_EXERCISE DESCRIPTION_: Among the lines of the material below, count those holding "JSON". Report the number by itself.

_DATA TO USE_:
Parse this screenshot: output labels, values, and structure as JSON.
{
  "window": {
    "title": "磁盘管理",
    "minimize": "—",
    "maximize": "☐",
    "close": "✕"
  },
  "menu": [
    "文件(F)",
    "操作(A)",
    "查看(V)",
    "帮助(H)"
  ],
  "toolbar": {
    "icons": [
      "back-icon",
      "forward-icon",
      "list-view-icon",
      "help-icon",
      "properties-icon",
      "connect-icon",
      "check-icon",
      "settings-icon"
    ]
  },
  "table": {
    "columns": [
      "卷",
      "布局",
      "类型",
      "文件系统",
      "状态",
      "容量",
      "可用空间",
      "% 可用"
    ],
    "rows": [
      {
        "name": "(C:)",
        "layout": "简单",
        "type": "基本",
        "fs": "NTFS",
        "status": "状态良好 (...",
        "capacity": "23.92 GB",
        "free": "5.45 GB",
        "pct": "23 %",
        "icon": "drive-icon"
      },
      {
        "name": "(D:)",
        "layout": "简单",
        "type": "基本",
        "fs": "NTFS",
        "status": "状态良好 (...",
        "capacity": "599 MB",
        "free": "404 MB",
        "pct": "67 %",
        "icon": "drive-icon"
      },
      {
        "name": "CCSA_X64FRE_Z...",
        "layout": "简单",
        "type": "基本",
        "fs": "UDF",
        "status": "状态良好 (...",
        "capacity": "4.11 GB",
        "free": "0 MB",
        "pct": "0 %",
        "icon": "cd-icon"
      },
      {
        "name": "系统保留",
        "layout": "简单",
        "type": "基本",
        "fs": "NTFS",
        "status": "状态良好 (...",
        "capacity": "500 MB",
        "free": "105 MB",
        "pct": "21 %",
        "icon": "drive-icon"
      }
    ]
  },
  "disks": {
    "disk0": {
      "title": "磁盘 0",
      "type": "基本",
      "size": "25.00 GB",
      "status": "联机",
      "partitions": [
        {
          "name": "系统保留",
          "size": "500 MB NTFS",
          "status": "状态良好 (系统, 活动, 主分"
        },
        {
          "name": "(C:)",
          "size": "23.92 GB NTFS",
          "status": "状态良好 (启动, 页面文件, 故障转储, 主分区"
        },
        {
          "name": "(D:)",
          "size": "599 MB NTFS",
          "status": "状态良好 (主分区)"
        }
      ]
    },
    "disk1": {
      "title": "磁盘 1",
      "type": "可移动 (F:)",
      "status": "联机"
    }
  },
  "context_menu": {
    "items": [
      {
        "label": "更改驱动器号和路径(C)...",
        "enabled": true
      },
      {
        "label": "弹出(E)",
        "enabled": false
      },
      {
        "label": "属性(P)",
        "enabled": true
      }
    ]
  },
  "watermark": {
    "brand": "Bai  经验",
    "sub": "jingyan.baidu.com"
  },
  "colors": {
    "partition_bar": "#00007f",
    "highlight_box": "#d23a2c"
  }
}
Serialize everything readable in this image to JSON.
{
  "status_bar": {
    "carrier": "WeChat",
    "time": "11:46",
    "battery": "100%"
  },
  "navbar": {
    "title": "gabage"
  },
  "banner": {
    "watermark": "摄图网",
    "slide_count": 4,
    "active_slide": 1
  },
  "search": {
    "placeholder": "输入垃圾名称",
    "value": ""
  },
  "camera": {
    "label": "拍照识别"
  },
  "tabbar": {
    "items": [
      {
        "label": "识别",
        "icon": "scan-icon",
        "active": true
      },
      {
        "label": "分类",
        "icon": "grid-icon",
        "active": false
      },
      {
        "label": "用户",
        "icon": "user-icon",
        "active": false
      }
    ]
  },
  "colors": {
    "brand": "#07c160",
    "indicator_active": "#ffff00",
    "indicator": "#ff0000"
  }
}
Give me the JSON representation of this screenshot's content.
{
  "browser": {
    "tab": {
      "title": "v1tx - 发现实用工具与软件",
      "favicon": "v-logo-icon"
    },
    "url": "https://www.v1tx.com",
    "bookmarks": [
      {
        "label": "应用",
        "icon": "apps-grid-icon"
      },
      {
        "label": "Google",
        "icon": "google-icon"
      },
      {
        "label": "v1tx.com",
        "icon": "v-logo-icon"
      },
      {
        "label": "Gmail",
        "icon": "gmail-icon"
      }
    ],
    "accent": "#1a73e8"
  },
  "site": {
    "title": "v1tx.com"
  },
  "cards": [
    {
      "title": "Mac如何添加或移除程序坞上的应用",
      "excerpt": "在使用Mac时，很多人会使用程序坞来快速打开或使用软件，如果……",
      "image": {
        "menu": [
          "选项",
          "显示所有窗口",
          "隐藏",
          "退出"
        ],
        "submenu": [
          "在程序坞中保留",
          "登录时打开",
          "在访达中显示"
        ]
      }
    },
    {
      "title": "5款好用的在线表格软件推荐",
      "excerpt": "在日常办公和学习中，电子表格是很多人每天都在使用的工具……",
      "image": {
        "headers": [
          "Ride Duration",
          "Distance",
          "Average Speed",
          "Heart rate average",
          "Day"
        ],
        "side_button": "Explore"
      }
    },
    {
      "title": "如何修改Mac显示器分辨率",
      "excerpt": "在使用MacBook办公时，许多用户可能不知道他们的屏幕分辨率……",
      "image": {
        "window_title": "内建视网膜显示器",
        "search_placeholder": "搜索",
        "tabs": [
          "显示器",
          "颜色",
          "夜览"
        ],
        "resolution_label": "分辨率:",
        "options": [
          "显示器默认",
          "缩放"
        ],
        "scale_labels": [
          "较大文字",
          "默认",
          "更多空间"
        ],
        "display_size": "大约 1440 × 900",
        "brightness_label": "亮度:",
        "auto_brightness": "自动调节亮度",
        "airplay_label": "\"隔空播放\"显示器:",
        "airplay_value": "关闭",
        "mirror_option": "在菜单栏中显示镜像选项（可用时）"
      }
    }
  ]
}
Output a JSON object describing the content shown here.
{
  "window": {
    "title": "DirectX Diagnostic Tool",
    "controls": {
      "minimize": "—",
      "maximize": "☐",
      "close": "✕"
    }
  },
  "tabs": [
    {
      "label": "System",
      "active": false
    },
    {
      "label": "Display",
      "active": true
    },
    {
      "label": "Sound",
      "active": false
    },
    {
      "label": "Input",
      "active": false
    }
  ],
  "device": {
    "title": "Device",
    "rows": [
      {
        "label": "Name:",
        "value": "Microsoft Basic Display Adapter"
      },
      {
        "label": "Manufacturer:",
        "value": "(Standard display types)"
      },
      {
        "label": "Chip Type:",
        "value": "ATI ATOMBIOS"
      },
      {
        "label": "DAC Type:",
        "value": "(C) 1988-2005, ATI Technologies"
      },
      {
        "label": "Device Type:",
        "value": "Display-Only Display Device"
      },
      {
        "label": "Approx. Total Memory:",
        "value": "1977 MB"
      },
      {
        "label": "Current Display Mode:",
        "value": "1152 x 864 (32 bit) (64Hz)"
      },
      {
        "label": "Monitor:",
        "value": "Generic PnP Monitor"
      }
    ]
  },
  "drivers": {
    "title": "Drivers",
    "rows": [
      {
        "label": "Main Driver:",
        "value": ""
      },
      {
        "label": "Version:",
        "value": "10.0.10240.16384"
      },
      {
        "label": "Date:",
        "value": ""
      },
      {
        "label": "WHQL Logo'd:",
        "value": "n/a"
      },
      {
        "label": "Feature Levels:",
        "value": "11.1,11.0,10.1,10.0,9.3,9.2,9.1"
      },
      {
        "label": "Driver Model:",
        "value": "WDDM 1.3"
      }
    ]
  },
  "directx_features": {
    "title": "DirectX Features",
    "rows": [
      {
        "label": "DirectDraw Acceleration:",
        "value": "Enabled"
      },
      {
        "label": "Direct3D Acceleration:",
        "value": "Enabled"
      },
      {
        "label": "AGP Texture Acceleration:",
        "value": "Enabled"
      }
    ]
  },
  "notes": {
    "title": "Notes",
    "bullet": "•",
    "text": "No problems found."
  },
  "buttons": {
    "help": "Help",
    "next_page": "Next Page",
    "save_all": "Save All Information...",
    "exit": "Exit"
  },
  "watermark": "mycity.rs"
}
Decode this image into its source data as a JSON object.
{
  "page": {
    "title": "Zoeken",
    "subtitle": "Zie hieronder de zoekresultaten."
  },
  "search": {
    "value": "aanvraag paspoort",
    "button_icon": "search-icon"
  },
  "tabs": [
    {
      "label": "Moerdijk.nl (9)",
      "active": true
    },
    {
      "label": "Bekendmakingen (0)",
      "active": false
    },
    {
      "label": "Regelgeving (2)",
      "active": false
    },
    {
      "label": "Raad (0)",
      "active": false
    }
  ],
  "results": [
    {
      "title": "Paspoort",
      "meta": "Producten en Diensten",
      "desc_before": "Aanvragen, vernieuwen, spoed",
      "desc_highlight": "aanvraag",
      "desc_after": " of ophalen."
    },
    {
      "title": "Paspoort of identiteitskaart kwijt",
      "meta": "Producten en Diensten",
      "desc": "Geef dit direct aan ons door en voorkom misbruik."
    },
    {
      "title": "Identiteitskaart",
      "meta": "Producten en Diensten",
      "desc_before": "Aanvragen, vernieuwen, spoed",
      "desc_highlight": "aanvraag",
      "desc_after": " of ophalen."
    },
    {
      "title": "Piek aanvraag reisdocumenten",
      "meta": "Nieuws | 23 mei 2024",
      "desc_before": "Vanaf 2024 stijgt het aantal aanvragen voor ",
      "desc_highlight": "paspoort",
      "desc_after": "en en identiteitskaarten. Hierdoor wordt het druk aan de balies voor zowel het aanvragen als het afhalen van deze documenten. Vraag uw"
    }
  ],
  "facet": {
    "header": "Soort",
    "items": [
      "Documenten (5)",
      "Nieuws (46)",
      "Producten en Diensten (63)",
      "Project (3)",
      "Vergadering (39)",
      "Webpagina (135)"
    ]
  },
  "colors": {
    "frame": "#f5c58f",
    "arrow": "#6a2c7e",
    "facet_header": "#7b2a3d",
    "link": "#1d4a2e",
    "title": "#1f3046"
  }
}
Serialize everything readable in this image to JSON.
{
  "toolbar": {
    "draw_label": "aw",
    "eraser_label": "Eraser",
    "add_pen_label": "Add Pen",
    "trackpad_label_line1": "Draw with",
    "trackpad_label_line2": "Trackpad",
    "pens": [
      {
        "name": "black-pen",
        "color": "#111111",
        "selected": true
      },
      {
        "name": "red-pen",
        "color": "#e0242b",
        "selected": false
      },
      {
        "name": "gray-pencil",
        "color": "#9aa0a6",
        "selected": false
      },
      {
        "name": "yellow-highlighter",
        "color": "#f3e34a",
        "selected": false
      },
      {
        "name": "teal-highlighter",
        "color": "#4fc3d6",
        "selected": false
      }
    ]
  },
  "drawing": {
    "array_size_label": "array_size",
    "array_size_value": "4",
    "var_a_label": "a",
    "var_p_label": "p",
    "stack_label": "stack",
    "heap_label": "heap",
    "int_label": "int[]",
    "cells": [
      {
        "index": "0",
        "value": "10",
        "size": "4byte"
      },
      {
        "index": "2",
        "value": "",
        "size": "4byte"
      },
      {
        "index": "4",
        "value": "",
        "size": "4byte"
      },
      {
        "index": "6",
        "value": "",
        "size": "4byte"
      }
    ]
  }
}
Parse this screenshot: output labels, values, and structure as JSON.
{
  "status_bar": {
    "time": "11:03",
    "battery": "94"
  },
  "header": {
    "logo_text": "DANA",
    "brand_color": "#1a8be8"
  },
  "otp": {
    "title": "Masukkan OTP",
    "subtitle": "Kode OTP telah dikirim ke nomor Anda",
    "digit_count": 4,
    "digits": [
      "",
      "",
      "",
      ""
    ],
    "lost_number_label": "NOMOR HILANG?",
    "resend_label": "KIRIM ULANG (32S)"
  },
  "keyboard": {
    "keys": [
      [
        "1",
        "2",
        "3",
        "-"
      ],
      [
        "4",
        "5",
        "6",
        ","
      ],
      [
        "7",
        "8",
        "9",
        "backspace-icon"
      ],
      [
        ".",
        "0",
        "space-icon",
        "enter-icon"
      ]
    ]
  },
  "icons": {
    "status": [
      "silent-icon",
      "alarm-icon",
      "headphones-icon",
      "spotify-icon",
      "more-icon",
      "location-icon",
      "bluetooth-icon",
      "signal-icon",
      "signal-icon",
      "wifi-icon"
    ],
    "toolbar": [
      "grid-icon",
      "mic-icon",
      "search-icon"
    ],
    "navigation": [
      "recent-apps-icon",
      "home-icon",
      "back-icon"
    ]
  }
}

_EXERCISE OUTPUT_: 7